[45] H. Telfah, A. Jamhawi, M. B. Teunis, R. Sardar, and J. Liu, “Ultrafast exciton dynamics in shape-controlled methylammonium lead bromide perovskite nanostructures: effect of quantum confinement on charge carrier recombination,” J. Phys. Chem. C, vol. 121, no. 51, pp. 28556–28565, 2017. https://doi.org/10.1021/acs.jpcc.7b10377.Search in Google Scholar

[46] S. B. Naghadeh, B. Luo, Y.-C. Pu, et al.., “Size dependence of charge carrier dynamics in organometal halide perovskite nanocrystals: deciphering radiative versus nonradiative components,” J. Phys. Chem. C, vol. 123, no. 7, pp. 4610–4619, 2019. https://doi.org/10.1021/acs.jpcc.9b00711.Search in Google Scholar

[47] J. S. Yao, J. Ge, B. N. Han, et al.., “Ce(3+)-Doping to modulate photoluminescence kinetics for efficient CsPbBr3 nanocrystals based light-emitting diodes,” J. Am. Chem.
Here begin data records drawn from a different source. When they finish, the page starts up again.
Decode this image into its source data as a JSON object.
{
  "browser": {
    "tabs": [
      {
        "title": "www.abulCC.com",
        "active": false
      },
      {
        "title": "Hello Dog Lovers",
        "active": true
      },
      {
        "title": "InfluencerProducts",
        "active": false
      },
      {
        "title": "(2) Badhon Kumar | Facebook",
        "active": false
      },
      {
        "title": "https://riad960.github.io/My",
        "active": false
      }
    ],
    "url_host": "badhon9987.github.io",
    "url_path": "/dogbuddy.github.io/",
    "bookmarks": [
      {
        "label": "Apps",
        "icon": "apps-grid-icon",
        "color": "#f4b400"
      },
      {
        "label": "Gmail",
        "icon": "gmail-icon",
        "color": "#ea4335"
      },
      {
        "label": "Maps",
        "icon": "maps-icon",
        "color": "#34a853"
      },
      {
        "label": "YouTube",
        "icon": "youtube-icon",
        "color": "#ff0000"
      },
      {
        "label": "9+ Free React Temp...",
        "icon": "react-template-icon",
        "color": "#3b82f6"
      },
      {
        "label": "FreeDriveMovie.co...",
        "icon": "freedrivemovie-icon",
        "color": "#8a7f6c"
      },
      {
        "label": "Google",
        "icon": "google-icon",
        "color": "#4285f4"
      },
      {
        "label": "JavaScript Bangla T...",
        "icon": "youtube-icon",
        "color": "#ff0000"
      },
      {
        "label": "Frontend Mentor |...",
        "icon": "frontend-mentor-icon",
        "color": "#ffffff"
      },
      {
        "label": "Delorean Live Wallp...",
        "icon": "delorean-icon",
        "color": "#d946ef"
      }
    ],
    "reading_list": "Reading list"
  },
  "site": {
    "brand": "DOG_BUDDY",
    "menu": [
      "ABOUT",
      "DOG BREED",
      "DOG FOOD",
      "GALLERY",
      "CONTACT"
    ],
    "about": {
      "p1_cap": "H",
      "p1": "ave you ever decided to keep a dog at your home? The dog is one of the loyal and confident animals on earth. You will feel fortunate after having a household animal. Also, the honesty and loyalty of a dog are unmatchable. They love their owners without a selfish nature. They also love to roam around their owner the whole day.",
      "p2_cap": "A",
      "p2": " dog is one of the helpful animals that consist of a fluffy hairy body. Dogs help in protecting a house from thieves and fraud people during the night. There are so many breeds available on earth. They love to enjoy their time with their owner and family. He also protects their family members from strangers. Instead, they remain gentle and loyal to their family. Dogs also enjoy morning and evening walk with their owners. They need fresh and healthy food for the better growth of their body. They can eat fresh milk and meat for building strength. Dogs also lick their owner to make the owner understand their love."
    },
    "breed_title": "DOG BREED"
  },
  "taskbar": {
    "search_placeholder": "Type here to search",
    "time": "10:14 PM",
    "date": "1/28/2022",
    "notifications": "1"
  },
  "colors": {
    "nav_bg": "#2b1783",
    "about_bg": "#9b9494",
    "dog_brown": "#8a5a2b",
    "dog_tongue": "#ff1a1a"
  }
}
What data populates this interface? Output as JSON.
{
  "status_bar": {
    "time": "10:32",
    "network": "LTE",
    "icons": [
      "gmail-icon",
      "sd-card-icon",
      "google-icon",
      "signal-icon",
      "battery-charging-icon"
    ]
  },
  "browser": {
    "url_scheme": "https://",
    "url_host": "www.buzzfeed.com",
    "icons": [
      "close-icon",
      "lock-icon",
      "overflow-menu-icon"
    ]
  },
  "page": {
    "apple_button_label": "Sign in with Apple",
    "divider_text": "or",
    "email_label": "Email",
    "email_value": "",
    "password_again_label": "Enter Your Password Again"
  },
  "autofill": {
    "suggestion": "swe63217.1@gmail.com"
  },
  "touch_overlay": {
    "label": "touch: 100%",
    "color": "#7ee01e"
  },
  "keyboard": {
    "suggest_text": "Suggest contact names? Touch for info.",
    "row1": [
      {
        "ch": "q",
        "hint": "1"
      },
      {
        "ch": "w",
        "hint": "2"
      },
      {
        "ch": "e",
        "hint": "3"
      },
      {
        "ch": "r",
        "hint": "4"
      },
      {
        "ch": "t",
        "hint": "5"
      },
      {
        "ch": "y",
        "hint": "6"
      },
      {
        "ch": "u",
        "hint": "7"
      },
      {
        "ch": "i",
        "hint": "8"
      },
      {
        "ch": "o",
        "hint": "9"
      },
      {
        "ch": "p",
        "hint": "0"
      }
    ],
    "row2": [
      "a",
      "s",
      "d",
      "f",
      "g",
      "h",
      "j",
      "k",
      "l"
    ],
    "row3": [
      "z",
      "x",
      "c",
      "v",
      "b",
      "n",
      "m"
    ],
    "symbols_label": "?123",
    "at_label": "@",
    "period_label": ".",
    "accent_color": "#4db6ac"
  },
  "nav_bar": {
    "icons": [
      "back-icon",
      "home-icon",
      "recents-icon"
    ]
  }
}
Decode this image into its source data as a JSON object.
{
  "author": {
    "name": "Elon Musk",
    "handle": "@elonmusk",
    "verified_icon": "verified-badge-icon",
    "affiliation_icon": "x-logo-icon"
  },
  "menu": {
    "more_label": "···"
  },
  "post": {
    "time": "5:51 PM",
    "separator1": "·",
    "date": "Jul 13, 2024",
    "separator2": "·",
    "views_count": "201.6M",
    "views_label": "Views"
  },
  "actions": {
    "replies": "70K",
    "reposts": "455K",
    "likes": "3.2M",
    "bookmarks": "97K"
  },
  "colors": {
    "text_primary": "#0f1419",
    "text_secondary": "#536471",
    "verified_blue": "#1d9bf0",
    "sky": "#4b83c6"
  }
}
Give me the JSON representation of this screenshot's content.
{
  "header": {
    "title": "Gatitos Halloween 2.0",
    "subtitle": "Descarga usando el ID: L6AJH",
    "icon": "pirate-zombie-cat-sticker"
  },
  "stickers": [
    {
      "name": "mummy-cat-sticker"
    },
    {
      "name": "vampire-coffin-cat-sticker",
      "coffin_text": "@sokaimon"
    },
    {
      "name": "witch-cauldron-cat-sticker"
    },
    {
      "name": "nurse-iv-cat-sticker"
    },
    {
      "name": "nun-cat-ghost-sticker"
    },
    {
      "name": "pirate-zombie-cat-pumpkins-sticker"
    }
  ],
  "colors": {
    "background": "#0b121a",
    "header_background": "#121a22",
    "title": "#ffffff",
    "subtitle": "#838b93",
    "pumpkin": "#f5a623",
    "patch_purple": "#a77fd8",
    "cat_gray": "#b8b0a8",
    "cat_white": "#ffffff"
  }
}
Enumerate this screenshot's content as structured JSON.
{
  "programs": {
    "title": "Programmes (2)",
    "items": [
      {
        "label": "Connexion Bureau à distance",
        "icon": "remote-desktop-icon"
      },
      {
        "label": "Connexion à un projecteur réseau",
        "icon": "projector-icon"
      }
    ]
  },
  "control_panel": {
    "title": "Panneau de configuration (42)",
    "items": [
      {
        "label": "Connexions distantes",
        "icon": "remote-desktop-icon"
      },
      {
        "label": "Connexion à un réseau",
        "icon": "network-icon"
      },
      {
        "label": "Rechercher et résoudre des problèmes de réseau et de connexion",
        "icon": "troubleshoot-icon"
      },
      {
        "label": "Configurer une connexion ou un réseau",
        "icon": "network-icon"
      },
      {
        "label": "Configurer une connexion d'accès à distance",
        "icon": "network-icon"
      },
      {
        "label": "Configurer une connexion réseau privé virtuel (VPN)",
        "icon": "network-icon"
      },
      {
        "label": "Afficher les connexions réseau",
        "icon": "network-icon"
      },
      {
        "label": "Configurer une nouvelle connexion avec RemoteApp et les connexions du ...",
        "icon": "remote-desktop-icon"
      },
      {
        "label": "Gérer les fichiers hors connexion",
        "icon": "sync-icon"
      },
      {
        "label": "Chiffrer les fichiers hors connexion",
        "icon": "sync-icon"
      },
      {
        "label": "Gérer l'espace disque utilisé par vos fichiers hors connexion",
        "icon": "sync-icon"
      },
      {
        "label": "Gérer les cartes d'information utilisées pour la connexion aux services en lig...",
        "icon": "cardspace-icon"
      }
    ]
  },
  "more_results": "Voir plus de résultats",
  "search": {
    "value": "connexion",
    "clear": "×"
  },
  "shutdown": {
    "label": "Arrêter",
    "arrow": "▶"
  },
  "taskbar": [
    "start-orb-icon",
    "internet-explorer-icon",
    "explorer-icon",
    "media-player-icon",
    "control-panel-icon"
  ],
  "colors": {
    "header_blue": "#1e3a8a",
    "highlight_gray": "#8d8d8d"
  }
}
Soc., vol. 140, no. 10, pp. 3626–3634, 2018. https://doi.org/10.1021/jacs.7b11955.Search in Google Scholar PubMed


Supplementary Material

The online version of this article offers supplementary material (https://doi.org/10.1515/nanoph-2022-0251).


Received: 2022-04-30
Revised: 2022-05-17
Accepted: 2022-05-18
Published Online: 2022-05-27

© 2022 Ye Yuan et al., published by De Gruyter, Berlin/Boston

This work is licensed under the Creative Commons Attribution 4.0 International License.

Scroll Up Arrow